YOUR OBJECTIVE: Repeat the data below in full. Pictures must not be part of the copy.

EXERCISE MATERIALS:
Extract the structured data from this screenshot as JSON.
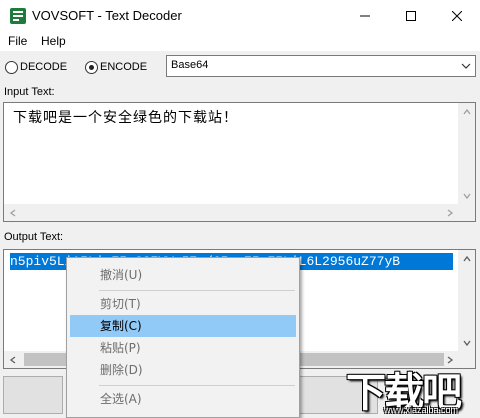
{
  "window": {
    "title": "VOVSOFT - Text Decoder"
  },
  "menu": {
    "items": [
      "File",
      "Help"
    ]
  },
  "mode": {
    "decode_label": "DECODE",
    "encode_label": "ENCODE",
    "selected": "ENCODE",
    "encoding": "Base64"
  },
  "input": {
    "label": "Input Text:",
    "value": "下载吧是一个安全绿色的下载站！"
  },
  "output": {
    "label": "Output Text:",
    "value": "n5piv5LiA5LiqE5qC3FYWa57u/6ImyE5pE5LiL6L2956uZ77yB"
  },
  "context_menu": {
    "items": [
      {
        "label": "撤消(U)",
        "enabled": false
      },
      {
        "label": "剪切(T)",
        "enabled": false
      },
      {
        "label": "复制(C)",
        "enabled": true,
        "highlighted": true
      },
      {
        "label": "粘贴(P)",
        "enabled": false
      },
      {
        "label": "删除(D)",
        "enabled": false
      },
      {
        "label": "全选(A)",
        "enabled": false
      }
    ]
  },
  "watermark": {
    "text": "下载吧",
    "url": "www.xiazaiba.com"
  },
  "colors": {
    "selection": "#0078d7",
    "menu_highlight": "#91c9f7"
  }
}
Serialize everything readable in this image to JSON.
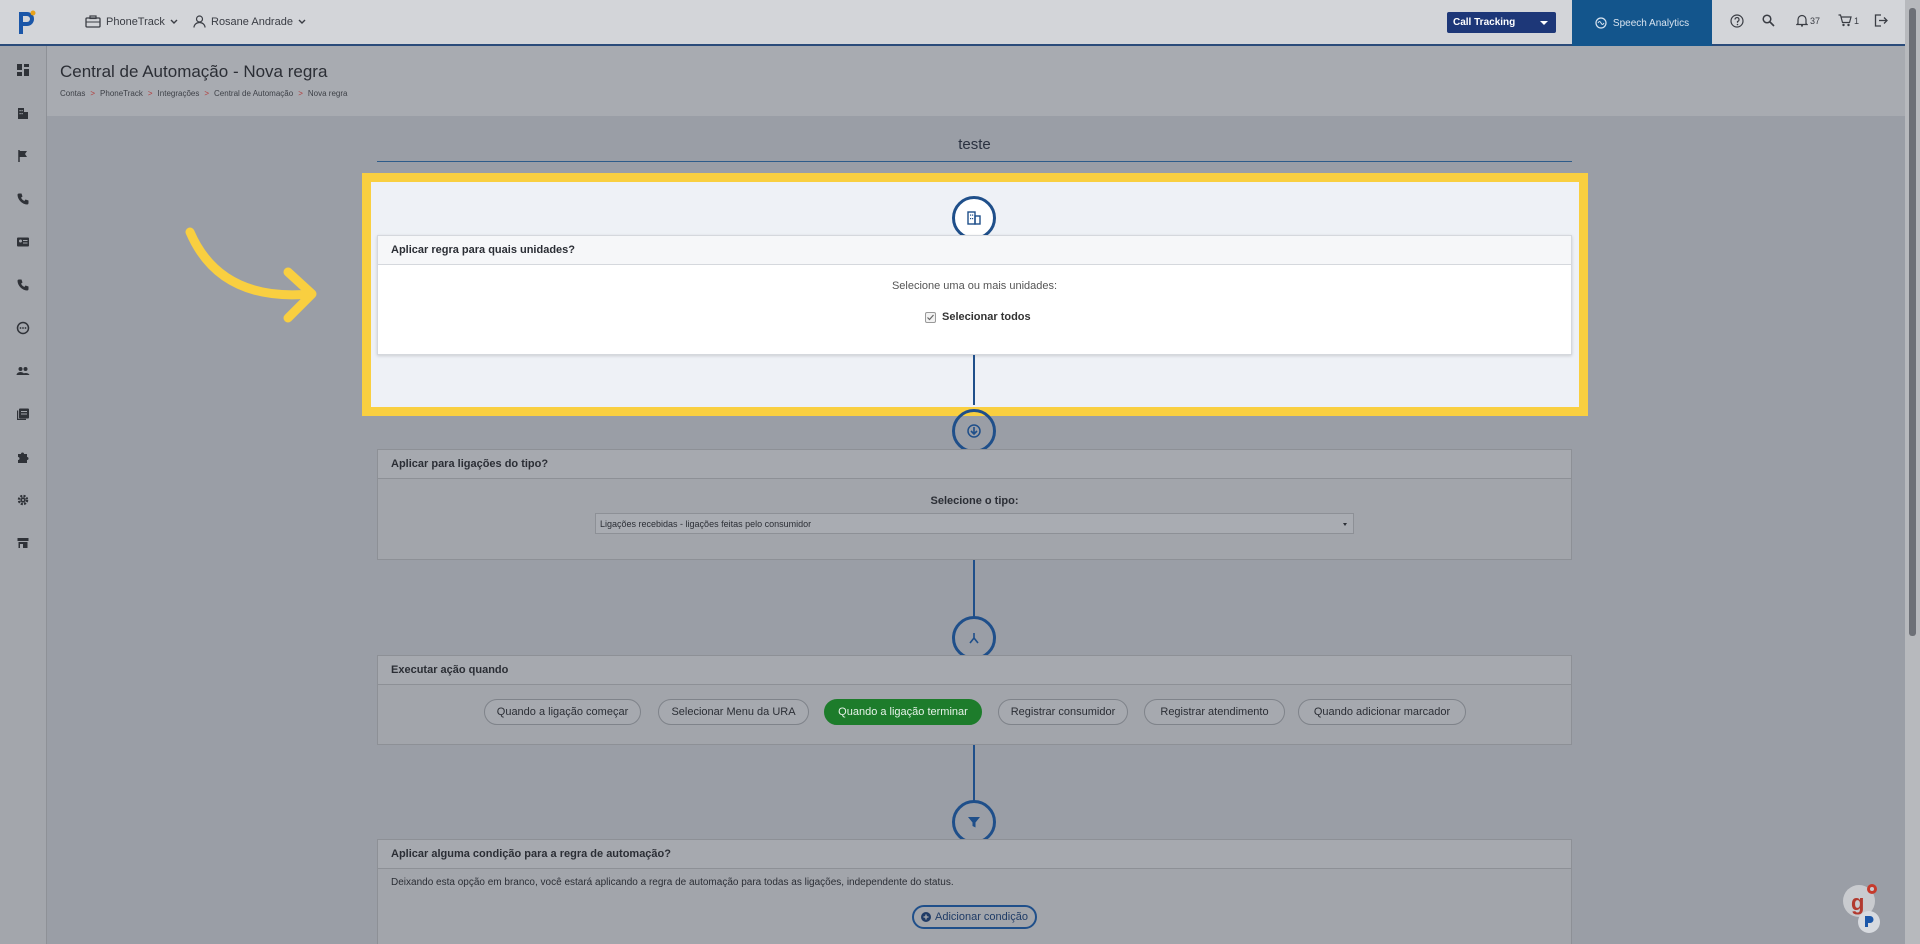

EXPECTED ANSWER:
Extract the structured data from this screenshot as JSON.
{
  "window": {
    "title": "VOVSOFT - Text Decoder"
  },
  "menu": {
    "items": [
      "File",
      "Help"
    ]
  },
  "mode": {
    "decode_label": "DECODE",
    "encode_label": "ENCODE",
    "selected": "ENCODE",
    "encoding": "Base64"
  },
  "input": {
    "label": "Input Text:",
    "value": "下载吧是一个安全绿色的下载站！"
  },
  "output": {
    "label": "Output Text:",
    "value": "n5piv5LiA5LiqE5qC3FYWa57u/6ImyE5pE5LiL6L2956uZ77yB"
  },
  "context_menu": {
    "items": [
      {
        "label": "撤消(U)",
        "enabled": false
      },
      {
        "label": "剪切(T)",
        "enabled": false
      },
      {
        "label": "复制(C)",
        "enabled": true,
        "highlighted": true
      },
      {
        "label": "粘贴(P)",
        "enabled": false
      },
      {
        "label": "删除(D)",
        "enabled": false
      },
      {
        "label": "全选(A)",
        "enabled": false
      }
    ]
  },
  "watermark": {
    "text": "下载吧",
    "url": "www.xiazaiba.com"
  },
  "colors": {
    "selection": "#0078d7",
    "menu_highlight": "#91c9f7"
  }
}
Serialize everything readable in this image to JSON.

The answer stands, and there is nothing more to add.